Short break for some gossips

By Jeff Ernst

When a startup is looking to build awareness for their brand–regardless if it’s an app, a grocery delivery business, a retail boutique or a new smart home device, the most common approach to trying to build this mythical “awareness” is to go “old school”–get a press release out and distribute it through the wire and get 200 backlinks, put up creative content across all your social channels, find all the free $100 Google/Bing/LinkedIn ad codes you can get and get all as many impressions as possible to show off your shiny new thing.

Let me stop you there. No…seriously, stop. Put down the blog post and stop entering that code and walk away for a minute – yes, you can still use them…but let’s think about this.

  • Recent studies show people trust marketers’ intentions 4% of the time. 4. Four. F-O-U-R. Make all the lawyer and used car salesman jokes you want; this is worse.
  • We’re hit with almost 200 newspapers worth of content through mobile/social every day. We immediately filter out almost 99% without consideration.
  • Authentic referrals and brand advocates are trusted 92% of the time. Compare that with 23% for brands (1/4 as much) and 18% for influencers (1/5 as much).

Combined with the problems of low organic reach and needing to understand marketing’s impact on your actual business adding social brand advocacy and word-of-mouth marketing becomes critically important. The reason it becomes critically important is, as a brand, you are competing for your potential customers’ trust and attention.  You need both trust and attention before they become a user or customer. As a startup, competing for attention becomes overwhelming.  Your more established competition can drown out your noise with more of their message and your potential customers don’t know you…so they don’t trust you.

How do you increase trust in your company? If your company has any users, customers or employees the perception of your company isn’t in your hands, it’s in theirs. Their experiences, what they share, what value they think it brings, what they really use it for – is what people really think about your company and your product or service.

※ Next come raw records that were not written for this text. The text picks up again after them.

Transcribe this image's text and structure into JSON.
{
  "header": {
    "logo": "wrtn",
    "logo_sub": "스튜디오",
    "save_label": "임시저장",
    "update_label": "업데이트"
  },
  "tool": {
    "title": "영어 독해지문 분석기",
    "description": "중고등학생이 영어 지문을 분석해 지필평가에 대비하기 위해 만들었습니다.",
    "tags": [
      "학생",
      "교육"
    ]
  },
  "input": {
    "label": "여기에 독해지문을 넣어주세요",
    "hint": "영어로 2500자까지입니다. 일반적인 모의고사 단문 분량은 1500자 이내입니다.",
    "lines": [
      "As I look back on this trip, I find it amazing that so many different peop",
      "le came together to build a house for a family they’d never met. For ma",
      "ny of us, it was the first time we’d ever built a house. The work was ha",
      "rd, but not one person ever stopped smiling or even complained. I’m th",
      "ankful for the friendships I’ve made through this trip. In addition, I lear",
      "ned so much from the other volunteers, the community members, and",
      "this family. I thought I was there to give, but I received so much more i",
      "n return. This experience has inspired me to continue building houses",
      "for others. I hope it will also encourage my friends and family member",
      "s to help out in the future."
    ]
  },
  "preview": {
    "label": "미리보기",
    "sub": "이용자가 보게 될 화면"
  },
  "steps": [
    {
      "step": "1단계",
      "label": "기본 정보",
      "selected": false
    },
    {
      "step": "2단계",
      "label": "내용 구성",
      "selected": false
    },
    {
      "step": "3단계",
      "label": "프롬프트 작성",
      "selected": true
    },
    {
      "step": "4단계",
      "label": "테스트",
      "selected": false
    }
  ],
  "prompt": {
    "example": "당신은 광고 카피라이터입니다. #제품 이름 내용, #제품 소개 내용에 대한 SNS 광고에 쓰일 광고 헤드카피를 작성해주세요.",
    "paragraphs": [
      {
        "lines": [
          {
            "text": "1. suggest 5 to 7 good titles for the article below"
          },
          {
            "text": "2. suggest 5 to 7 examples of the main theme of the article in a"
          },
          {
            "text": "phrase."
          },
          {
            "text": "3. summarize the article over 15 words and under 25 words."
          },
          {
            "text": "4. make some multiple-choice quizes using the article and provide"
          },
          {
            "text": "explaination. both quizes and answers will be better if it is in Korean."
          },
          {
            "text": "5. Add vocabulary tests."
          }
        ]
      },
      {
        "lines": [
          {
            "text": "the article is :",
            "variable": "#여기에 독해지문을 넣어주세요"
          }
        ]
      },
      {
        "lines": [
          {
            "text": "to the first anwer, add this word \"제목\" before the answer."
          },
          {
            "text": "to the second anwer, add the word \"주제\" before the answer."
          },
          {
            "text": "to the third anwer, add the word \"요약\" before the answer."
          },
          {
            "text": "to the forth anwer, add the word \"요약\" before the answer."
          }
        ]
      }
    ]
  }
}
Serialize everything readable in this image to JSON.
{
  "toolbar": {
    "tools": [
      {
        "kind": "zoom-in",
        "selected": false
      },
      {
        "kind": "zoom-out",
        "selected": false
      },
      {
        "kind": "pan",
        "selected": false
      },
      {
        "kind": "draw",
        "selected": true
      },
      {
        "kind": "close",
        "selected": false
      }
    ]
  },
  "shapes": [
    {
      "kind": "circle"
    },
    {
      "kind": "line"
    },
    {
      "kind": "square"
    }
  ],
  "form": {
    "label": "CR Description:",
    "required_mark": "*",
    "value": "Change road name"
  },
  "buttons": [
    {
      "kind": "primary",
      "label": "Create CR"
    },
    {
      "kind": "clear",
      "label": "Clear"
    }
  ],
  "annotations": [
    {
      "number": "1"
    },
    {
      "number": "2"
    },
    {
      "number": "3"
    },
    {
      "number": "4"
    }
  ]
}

The impact of their words, shared experiences, photos, videos, etc. is 8x more impactful than if it came from your company. In the end what “they” say is your brand and the driving factor behind this is “they” trust your brand. Their connections – friends, family, business associates and co-workers,– trust them. When somebody talks about your company to another person using social media, trust is changing hands. It is, and should be treated like a currency, one that you want floating around with your company’s logo on it.

By building social word-of-mouth and social brand advocates, you find and activate the people who have a belief in or a passion for what your company is doing. It doesn’t require a large amount of people – the small can create a much bigger, more sustainable and actual real impact. Even with 3-5 users who tried your product, service or store – harnessing their experience, getting their story and getting them to share it creates more reach.

  • Much like there are 6 degrees of separation to Kevin Bacon, an advocates’ impact goes out 8 degrees the other way. An empowered advocate will end up with an impact reaching over 40,000 people after the message is transferred, shared and re-shared.
  • An authentic word-of-mouth impression will trigger re-sharing up to 24x more, a purchase up to 50x more and is valued at up to 200x a paid impression.
  • The ROI on social brand advocacy is approximately 10x the return of paid media.

The keys to building social word-of-mouth involve identifying the right advocates, activating them and building an engaging community that provides an insider connection with your company and other advocates. It’s a process that takes a little more effort and time on the front end, but the actual measurable results and payoff far exceed the other. Most importantly, don’t think you have to have a huge social following (it doesn’t matter at all) or need a big group to start considering this as part of your strategy. Know and believe that the small can have a much bigger impact on the big picture.

Jeff Ernst, CEO and President at Smync, has built, grown and managed sales and marketing organizations in businesses of all sizes, with over 20 years of marketing and management experience. A lifelong entrepreneur, Jeff has worked over 10 years in tech including B2B startups in webcasting and web conferencing. Connect with him @TheJeffErnst and on LinkedIn.